**Exercise details:** Please write out every line of the material exactly.

- - -

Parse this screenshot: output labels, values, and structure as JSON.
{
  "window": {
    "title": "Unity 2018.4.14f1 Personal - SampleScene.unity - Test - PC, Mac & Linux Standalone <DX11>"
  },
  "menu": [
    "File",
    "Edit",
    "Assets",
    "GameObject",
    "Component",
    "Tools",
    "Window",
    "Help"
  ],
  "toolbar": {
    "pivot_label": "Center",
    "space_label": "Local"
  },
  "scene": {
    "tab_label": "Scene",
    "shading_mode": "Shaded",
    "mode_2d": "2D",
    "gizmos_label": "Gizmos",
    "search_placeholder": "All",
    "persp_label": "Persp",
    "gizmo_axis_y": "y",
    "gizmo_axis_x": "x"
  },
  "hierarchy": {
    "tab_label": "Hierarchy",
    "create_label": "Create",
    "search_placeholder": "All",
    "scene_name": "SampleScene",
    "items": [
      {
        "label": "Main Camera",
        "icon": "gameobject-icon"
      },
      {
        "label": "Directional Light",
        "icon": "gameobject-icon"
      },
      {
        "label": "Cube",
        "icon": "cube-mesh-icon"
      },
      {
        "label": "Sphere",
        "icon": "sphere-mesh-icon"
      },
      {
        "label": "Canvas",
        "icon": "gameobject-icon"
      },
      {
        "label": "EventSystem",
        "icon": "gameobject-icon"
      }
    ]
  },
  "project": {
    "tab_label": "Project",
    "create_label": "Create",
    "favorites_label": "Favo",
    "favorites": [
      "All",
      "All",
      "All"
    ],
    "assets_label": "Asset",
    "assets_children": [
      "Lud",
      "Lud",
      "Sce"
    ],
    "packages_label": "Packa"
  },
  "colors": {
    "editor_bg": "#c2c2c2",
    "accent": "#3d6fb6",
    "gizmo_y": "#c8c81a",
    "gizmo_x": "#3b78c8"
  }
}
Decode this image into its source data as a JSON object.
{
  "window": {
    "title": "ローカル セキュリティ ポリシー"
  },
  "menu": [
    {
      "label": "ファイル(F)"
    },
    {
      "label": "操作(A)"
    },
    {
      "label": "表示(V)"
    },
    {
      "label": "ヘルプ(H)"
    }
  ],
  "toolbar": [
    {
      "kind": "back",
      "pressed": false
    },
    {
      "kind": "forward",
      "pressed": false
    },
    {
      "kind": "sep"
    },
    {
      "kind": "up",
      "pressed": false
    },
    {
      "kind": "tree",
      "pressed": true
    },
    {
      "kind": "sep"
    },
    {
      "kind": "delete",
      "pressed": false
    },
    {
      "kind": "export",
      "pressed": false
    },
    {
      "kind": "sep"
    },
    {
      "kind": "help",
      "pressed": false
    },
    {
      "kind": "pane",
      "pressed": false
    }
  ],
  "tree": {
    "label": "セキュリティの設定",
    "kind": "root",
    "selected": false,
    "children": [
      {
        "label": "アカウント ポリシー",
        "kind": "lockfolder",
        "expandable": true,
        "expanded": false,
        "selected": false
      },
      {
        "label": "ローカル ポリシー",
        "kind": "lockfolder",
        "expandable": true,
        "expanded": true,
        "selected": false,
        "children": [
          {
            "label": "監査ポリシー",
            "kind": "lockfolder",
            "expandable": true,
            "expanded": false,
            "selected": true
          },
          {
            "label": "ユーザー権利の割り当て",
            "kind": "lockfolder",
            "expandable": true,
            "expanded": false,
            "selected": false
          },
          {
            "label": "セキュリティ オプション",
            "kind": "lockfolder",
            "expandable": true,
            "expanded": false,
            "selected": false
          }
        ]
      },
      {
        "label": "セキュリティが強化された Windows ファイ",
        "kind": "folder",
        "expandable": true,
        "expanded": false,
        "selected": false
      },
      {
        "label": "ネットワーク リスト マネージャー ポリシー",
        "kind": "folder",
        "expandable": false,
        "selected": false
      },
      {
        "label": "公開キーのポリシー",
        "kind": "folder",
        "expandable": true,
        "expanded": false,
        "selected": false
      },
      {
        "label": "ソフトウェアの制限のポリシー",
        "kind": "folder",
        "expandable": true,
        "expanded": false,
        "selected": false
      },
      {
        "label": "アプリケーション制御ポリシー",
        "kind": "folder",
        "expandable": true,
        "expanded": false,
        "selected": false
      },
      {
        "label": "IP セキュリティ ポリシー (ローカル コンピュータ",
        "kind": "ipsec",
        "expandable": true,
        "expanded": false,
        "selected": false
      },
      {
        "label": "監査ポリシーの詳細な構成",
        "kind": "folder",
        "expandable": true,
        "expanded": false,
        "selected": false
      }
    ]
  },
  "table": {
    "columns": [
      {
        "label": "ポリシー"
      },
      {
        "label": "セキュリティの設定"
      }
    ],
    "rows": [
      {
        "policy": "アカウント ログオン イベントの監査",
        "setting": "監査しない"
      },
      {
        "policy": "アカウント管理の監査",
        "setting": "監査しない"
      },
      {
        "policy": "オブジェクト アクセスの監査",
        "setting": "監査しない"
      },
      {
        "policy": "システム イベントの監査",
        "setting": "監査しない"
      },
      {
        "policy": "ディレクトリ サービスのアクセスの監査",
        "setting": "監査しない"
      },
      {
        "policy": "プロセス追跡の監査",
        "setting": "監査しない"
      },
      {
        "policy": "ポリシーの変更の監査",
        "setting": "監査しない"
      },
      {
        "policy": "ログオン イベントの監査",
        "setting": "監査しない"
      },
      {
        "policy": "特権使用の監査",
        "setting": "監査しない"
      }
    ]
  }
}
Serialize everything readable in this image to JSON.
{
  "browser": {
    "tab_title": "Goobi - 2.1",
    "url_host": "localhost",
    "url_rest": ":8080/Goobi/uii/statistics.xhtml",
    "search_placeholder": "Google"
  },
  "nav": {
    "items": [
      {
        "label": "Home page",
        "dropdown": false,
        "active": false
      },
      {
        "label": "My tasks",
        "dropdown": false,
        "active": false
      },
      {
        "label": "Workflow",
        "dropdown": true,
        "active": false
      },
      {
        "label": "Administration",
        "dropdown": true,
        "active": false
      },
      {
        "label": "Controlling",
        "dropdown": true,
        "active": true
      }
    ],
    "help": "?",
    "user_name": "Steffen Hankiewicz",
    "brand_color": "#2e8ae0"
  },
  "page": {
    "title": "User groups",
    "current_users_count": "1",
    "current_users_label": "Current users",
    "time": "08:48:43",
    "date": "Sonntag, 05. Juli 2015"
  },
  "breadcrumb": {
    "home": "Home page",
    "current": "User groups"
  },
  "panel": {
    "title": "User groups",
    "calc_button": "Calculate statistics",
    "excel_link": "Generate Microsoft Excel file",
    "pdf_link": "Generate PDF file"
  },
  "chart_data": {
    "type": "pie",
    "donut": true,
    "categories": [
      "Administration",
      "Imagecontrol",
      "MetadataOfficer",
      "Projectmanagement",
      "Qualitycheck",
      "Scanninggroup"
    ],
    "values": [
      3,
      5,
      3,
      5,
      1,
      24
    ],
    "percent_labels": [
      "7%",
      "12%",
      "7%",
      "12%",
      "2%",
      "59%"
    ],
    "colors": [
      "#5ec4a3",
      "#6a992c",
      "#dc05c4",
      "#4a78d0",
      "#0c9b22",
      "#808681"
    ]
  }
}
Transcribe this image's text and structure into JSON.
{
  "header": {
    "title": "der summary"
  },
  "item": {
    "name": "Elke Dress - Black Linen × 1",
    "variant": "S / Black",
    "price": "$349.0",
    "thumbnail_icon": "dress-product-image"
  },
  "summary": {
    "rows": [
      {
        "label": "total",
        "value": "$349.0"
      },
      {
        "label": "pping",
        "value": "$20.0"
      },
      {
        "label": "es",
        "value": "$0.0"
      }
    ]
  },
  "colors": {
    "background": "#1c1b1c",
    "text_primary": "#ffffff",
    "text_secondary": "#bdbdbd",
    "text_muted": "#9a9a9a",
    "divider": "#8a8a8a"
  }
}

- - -

**Task result:**
Parse this screenshot: output labels, values, and structure as JSON.
{
  "window": {
    "title": "Unity 2018.4.14f1 Personal - SampleScene.unity - Test - PC, Mac & Linux Standalone <DX11>"
  },
  "menu": [
    "File",
    "Edit",
    "Assets",
    "GameObject",
    "Component",
    "Tools",
    "Window",
    "Help"
  ],
  "toolbar": {
    "pivot_label": "Center",
    "space_label": "Local"
  },
  "scene": {
    "tab_label": "Scene",
    "shading_mode": "Shaded",
    "mode_2d": "2D",
    "gizmos_label": "Gizmos",
    "search_placeholder": "All",
    "persp_label": "Persp",
    "gizmo_axis_y": "y",
    "gizmo_axis_x": "x"
  },
  "hierarchy": {
    "tab_label": "Hierarchy",
    "create_label": "Create",
    "search_placeholder": "All",
    "scene_name": "SampleScene",
    "items": [
      {
        "label": "Main Camera",
        "icon": "gameobject-icon"
      },
      {
        "label": "Directional Light",
        "icon": "gameobject-icon"
      },
      {
        "label": "Cube",
        "icon": "cube-mesh-icon"
      },
      {
        "label": "Sphere",
        "icon": "sphere-mesh-icon"
      },
      {
        "label": "Canvas",
        "icon": "gameobject-icon"
      },
      {
        "label": "EventSystem",
        "icon": "gameobject-icon"
      }
    ]
  },
  "project": {
    "tab_label": "Project",
    "create_label": "Create",
    "favorites_label": "Favo",
    "favorites": [
      "All",
      "All",
      "All"
    ],
    "assets_label": "Asset",
    "assets_children": [
      "Lud",
      "Lud",
      "Sce"
    ],
    "packages_label": "Packa"
  },
  "colors": {
    "editor_bg": "#c2c2c2",
    "accent": "#3d6fb6",
    "gizmo_y": "#c8c81a",
    "gizmo_x": "#3b78c8"
  }
}
Decode this image into its source data as a JSON object.
{
  "window": {
    "title": "ローカル セキュリティ ポリシー"
  },
  "menu": [
    {
      "label": "ファイル(F)"
    },
    {
      "label": "操作(A)"
    },
    {
      "label": "表示(V)"
    },
    {
      "label": "ヘルプ(H)"
    }
  ],
  "toolbar": [
    {
      "kind": "back",
      "pressed": false
    },
    {
      "kind": "forward",
      "pressed": false
    },
    {
      "kind": "sep"
    },
    {
      "kind": "up",
      "pressed": false
    },
    {
      "kind": "tree",
      "pressed": true
    },
    {
      "kind": "sep"
    },
    {
      "kind": "delete",
      "pressed": false
    },
    {
      "kind": "export",
      "pressed": false
    },
    {
      "kind": "sep"
    },
    {
      "kind": "help",
      "pressed": false
    },
    {
      "kind": "pane",
      "pressed": false
    }
  ],
  "tree": {
    "label": "セキュリティの設定",
    "kind": "root",
    "selected": false,
    "children": [
      {
        "label": "アカウント ポリシー",
        "kind": "lockfolder",
        "expandable": true,
        "expanded": false,
        "selected": false
      },
      {
        "label": "ローカル ポリシー",
        "kind": "lockfolder",
        "expandable": true,
        "expanded": true,
        "selected": false,
        "children": [
          {
            "label": "監査ポリシー",
            "kind": "lockfolder",
            "expandable": true,
            "expanded": false,
            "selected": true
          },
          {
            "label": "ユーザー権利の割り当て",
            "kind": "lockfolder",
            "expandable": true,
            "expanded": false,
            "selected": false
          },
          {
            "label": "セキュリティ オプション",
            "kind": "lockfolder",
            "expandable": true,
            "expanded": false,
            "selected": false
          }
        ]
      },
      {
        "label": "セキュリティが強化された Windows ファイ",
        "kind": "folder",
        "expandable": true,
        "expanded": false,
        "selected": false
      },
      {
        "label": "ネットワーク リスト マネージャー ポリシー",
        "kind": "folder",
        "expandable": false,
        "selected": false
      },
      {
        "label": "公開キーのポリシー",
        "kind": "folder",
        "expandable": true,
        "expanded": false,
        "selected": false
      },
      {
        "label": "ソフトウェアの制限のポリシー",
        "kind": "folder",
        "expandable": true,
        "expanded": false,
        "selected": false
      },
      {
        "label": "アプリケーション制御ポリシー",
        "kind": "folder",
        "expandable": true,
        "expanded": false,
        "selected": false
      },
      {
        "label": "IP セキュリティ ポリシー (ローカル コンピュータ",
        "kind": "ipsec",
        "expandable": true,
        "expanded": false,
        "selected": false
      },
      {
        "label": "監査ポリシーの詳細な構成",
        "kind": "folder",
        "expandable": true,
        "expanded": false,
        "selected": false
      }
    ]
  },
  "table": {
    "columns": [
      {
        "label": "ポリシー"
      },
      {
        "label": "セキュリティの設定"
      }
    ],
    "rows": [
      {
        "policy": "アカウント ログオン イベントの監査",
        "setting": "監査しない"
      },
      {
        "policy": "アカウント管理の監査",
        "setting": "監査しない"
      },
      {
        "policy": "オブジェクト アクセスの監査",
        "setting": "監査しない"
      },
      {
        "policy": "システム イベントの監査",
        "setting": "監査しない"
      },
      {
        "policy": "ディレクトリ サービスのアクセスの監査",
        "setting": "監査しない"
      },
      {
        "policy": "プロセス追跡の監査",
        "setting": "監査しない"
      },
      {
        "policy": "ポリシーの変更の監査",
        "setting": "監査しない"
      },
      {
        "policy": "ログオン イベントの監査",
        "setting": "監査しない"
      },
      {
        "policy": "特権使用の監査",
        "setting": "監査しない"
      }
    ]
  }
}
Serialize everything readable in this image to JSON.
{
  "browser": {
    "tab_title": "Goobi - 2.1",
    "url_host": "localhost",
    "url_rest": ":8080/Goobi/uii/statistics.xhtml",
    "search_placeholder": "Google"
  },
  "nav": {
    "items": [
      {
        "label": "Home page",
        "dropdown": false,
        "active": false
      },
      {
        "label": "My tasks",
        "dropdown": false,
        "active": false
      },
      {
        "label": "Workflow",
        "dropdown": true,
        "active": false
      },
      {
        "label": "Administration",
        "dropdown": true,
        "active": false
      },
      {
        "label": "Controlling",
        "dropdown": true,
        "active": true
      }
    ],
    "help": "?",
    "user_name": "Steffen Hankiewicz",
    "brand_color": "#2e8ae0"
  },
  "page": {
    "title": "User groups",
    "current_users_count": "1",
    "current_users_label": "Current users",
    "time": "08:48:43",
    "date": "Sonntag, 05. Juli 2015"
  },
  "breadcrumb": {
    "home": "Home page",
    "current": "User groups"
  },
  "panel": {
    "title": "User groups",
    "calc_button": "Calculate statistics",
    "excel_link": "Generate Microsoft Excel file",
    "pdf_link": "Generate PDF file"
  },
  "chart_data": {
    "type": "pie",
    "donut": true,
    "categories": [
      "Administration",
      "Imagecontrol",
      "MetadataOfficer",
      "Projectmanagement",
      "Qualitycheck",
      "Scanninggroup"
    ],
    "values": [
      3,
      5,
      3,
      5,
      1,
      24
    ],
    "percent_labels": [
      "7%",
      "12%",
      "7%",
      "12%",
      "2%",
      "59%"
    ],
    "colors": [
      "#5ec4a3",
      "#6a992c",
      "#dc05c4",
      "#4a78d0",
      "#0c9b22",
      "#808681"
    ]
  }
}
Transcribe this image's text and structure into JSON.
{
  "header": {
    "title": "der summary"
  },
  "item": {
    "name": "Elke Dress - Black Linen × 1",
    "variant": "S / Black",
    "price": "$349.0",
    "thumbnail_icon": "dress-product-image"
  },
  "summary": {
    "rows": [
      {
        "label": "total",
        "value": "$349.0"
      },
      {
        "label": "pping",
        "value": "$20.0"
      },
      {
        "label": "es",
        "value": "$0.0"
      }
    ]
  },
  "colors": {
    "background": "#1c1b1c",
    "text_primary": "#ffffff",
    "text_secondary": "#bdbdbd",
    "text_muted": "#9a9a9a",
    "divider": "#8a8a8a"
  }
}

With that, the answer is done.